Note how many lines in the following material mention "text", then give that number by itself.

---

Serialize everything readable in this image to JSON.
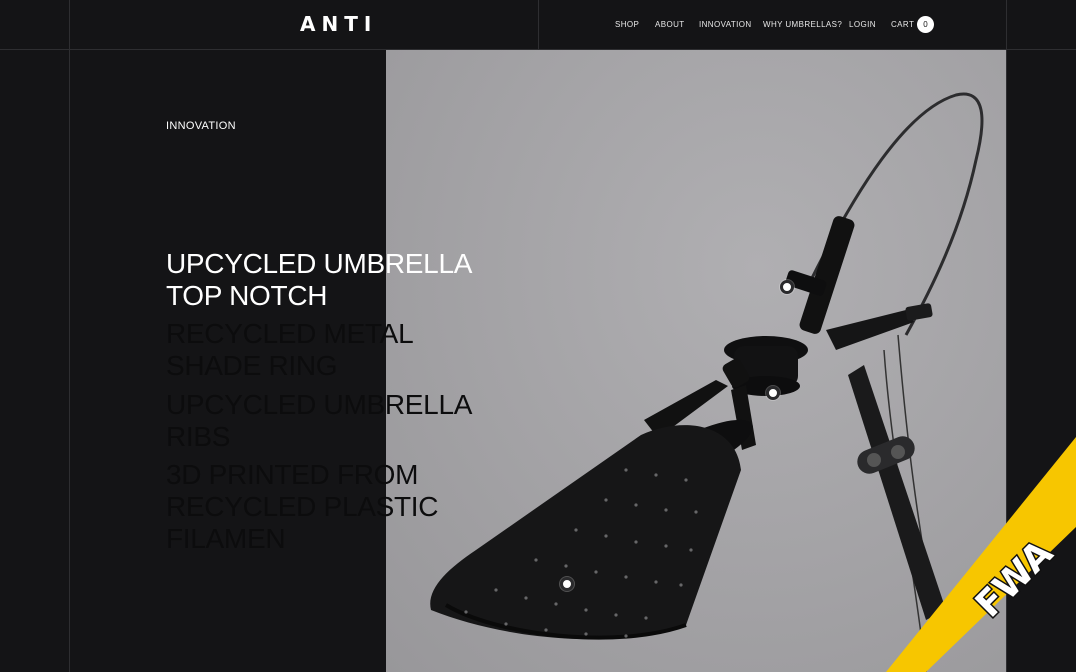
{
  "header": {
    "logo": "ANTI",
    "nav": [
      {
        "label": "SHOP"
      },
      {
        "label": "ABOUT"
      },
      {
        "label": "INNOVATION"
      },
      {
        "label": "WHY UMBRELLAS?"
      },
      {
        "label": "LOGIN"
      }
    ],
    "cart_label": "CART",
    "cart_count": "0"
  },
  "hero": {
    "section_label": "INNOVATION",
    "features": [
      {
        "text": "UPCYCLED UMBRELLA\nTOP NOTCH",
        "active": true
      },
      {
        "text": "RECYCLED METAL\nSHADE RING",
        "active": false
      },
      {
        "text": "UPCYCLED UMBRELLA\nRIBS",
        "active": false
      },
      {
        "text": "3D PRINTED FROM\nRECYCLED PLASTIC\nFILAMEN",
        "active": false
      }
    ]
  },
  "badge": {
    "text": "FWA",
    "color": "#f7c600"
  },
  "colors": {
    "background": "#141416",
    "photo_bg": "#a3a2a5",
    "text": "#ffffff"
  }
}
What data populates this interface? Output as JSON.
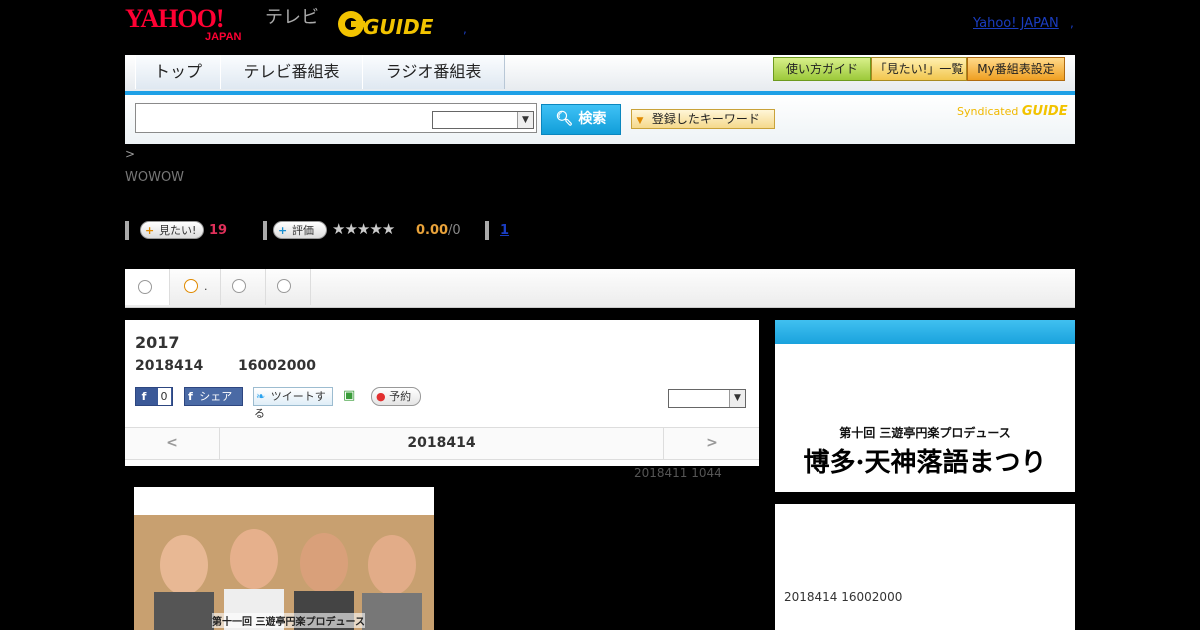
{
  "header": {
    "yahoo_logo": "YAHOO!",
    "yahoo_sub": "JAPAN",
    "tv_label": "テレビ",
    "gguide_logo": "GUIDE",
    "yahoo_japan_link": "Yahoo! JAPAN",
    "sep_left": ",",
    "sep_right": ","
  },
  "nav": {
    "tabs": [
      {
        "label": "トップ"
      },
      {
        "label": "テレビ番組表"
      },
      {
        "label": "ラジオ番組表"
      }
    ],
    "right_buttons": [
      {
        "label": "使い方ガイド",
        "color": "#b5d84a"
      },
      {
        "label": "「見たい!」一覧",
        "color": "#f7d46a"
      },
      {
        "label": "My番組表設定",
        "color": "#f1b53b"
      }
    ]
  },
  "search": {
    "placeholder": "",
    "select_value": "",
    "button_label": "検索",
    "keyword_button_label": "登録したキーワード",
    "syndicated_label": "Syndicated"
  },
  "breadcrumb": ">",
  "channel": "WOWOW",
  "stats": {
    "want_label": "見たい!",
    "want_count": "19",
    "rate_label": "評価",
    "rating": "0.00",
    "rating_count": "/0",
    "rating_stars": 0,
    "review_link": "1"
  },
  "tabstrip": {
    "tab2_suffix": "."
  },
  "program": {
    "title": "2017",
    "date": "2018414",
    "time": "16002000",
    "share_count": "0",
    "share_label": "シェア",
    "tweet_label": "ツイートする",
    "reserve_label": "予約",
    "select_value": ""
  },
  "pager": {
    "prev": "<",
    "current": "2018414",
    "next": ">"
  },
  "updated": "2018411  1044",
  "right": {
    "banner_line1": "第十回 三遊亭円楽プロデュース",
    "banner_line2": "博多·天神落語まつり",
    "info": "2018414  16002000"
  },
  "thumb": {
    "caption": "第十一回 三遊亭円楽プロデュース"
  },
  "colors": {
    "accent_blue": "#1ea0e6",
    "want_count_color": "#e0305a",
    "rating_color": "#e8a23a"
  }
}
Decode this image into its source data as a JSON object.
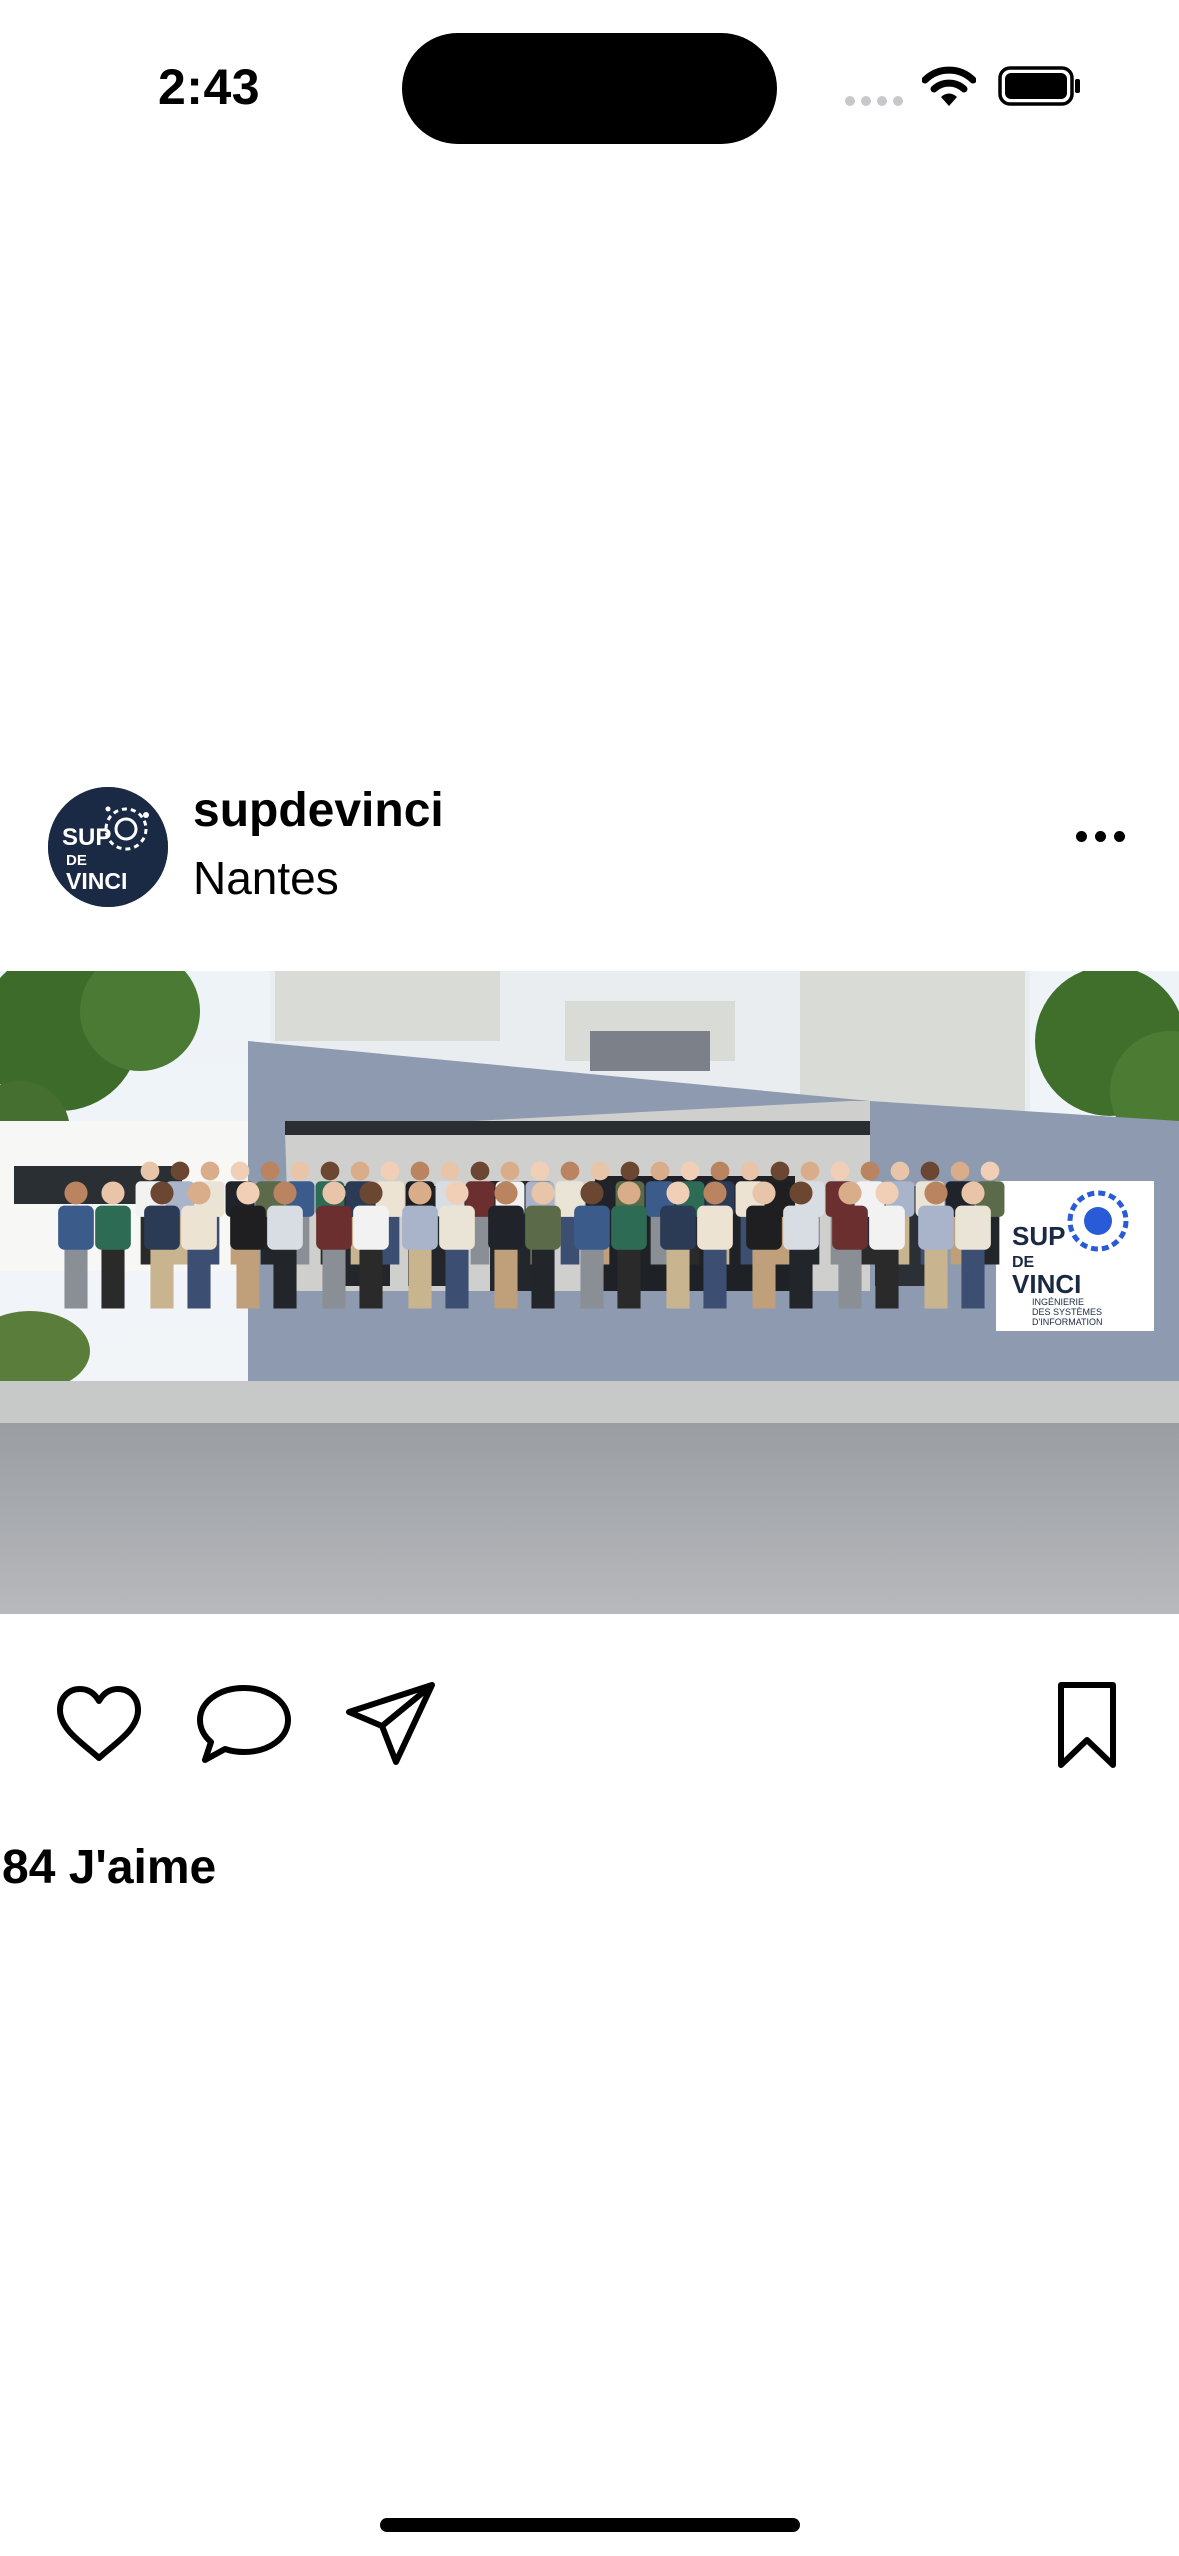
{
  "status_bar": {
    "time": "2:43",
    "icons": [
      "cellular-signal-icon",
      "wifi-icon",
      "battery-icon"
    ]
  },
  "post": {
    "username": "supdevinci",
    "location": "Nantes",
    "avatar": {
      "logo_lines": [
        "SUP",
        "DE",
        "VINCI"
      ],
      "background_color": "#1b2a44"
    },
    "photo": {
      "sign_lines": [
        "SUP",
        "DE",
        "VINCI",
        "INGÉNIERIE",
        "DES SYSTÈMES",
        "D'INFORMATION"
      ]
    },
    "likes_label": "84 J'aime",
    "actions": [
      "heart-icon",
      "comment-icon",
      "paper-plane-icon",
      "bookmark-icon"
    ]
  },
  "colors": {
    "background": "#ffffff",
    "text": "#000000",
    "brand_navy": "#1b2a44",
    "brand_blue": "#2a5bd7"
  }
}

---

§ **EXPECTED OUTPUT**
7